The harsh rhetoric surrounding immigration and the aggressive policies of this Presidential Administration has been very hard on the youth and communities we serve in afterschool. The Learning in Afterschool & Summer (LIAS) Project has published several blog posts on this issue, including guest blog posts by youth and practitioners working to address these issues with young people. Below, we call your attention to several of these important posts.
School officials report anxieties have reached new heights since Donald Trump’s inauguration, with possible consequences on young people’s ability to focus on school work, the willingness of parents to attend school events, or even to bring their children to school. READ MORE
Be aware of the joking and poking that happens in schools. Create a close to zero tolerance space for immigration jokes. For many students, it is not a joke. Also, be aware of the conclusions many undocumented students are coming up with through their time in the educational system. Residents and undocumented students with undocumented parents might conclude that higher education is not an option for them. READ MORE

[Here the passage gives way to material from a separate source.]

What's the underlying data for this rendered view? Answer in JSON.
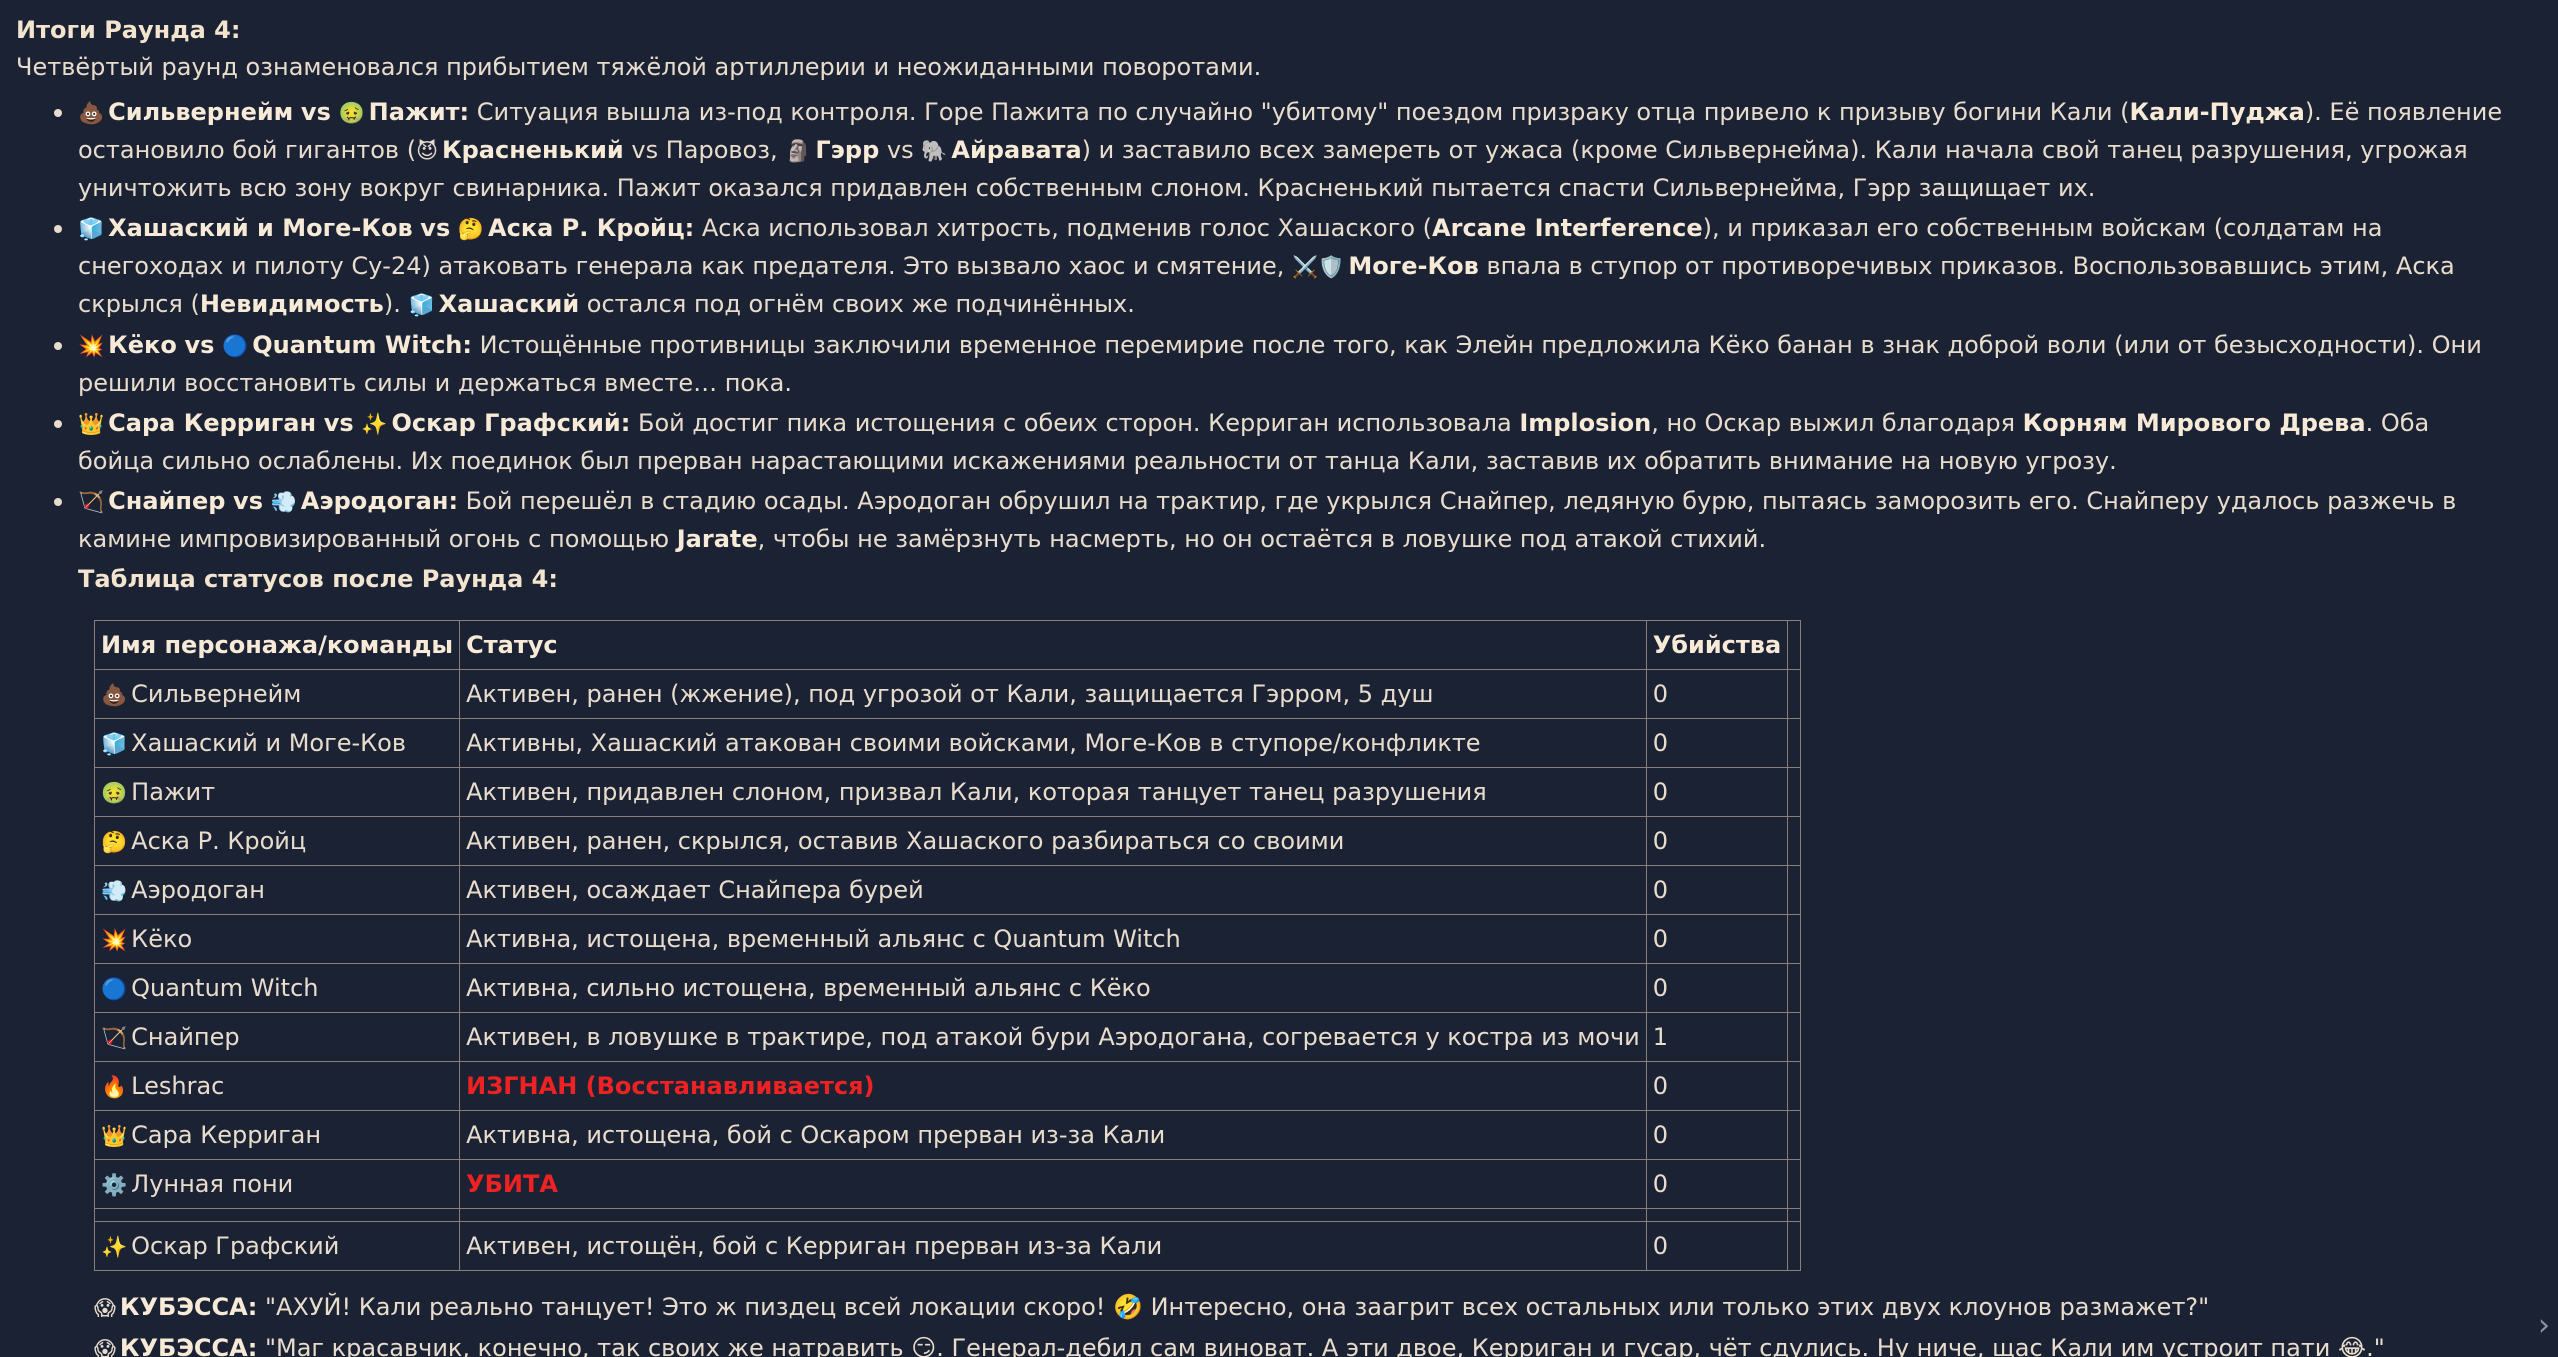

California is home to the largest undocumented population in the country. Approximately 250,000 undocumented children are enrolled in California schools and an average of four students per classroom throughout the state have an undocumented parent. “Mixed status” children, children who have legal status but their parents do not, are as susceptible to the ramifications of enforcement as their undocumented peers. READ MORE
In expanded learning programs, we are seeking to learn the effects of childhood trauma and design programs that integrate trauma informed practice. Thus, we were horrified by the Trump Administration’s practice of “zero tolerance” which inflicts trauma on children and youth. READ MORE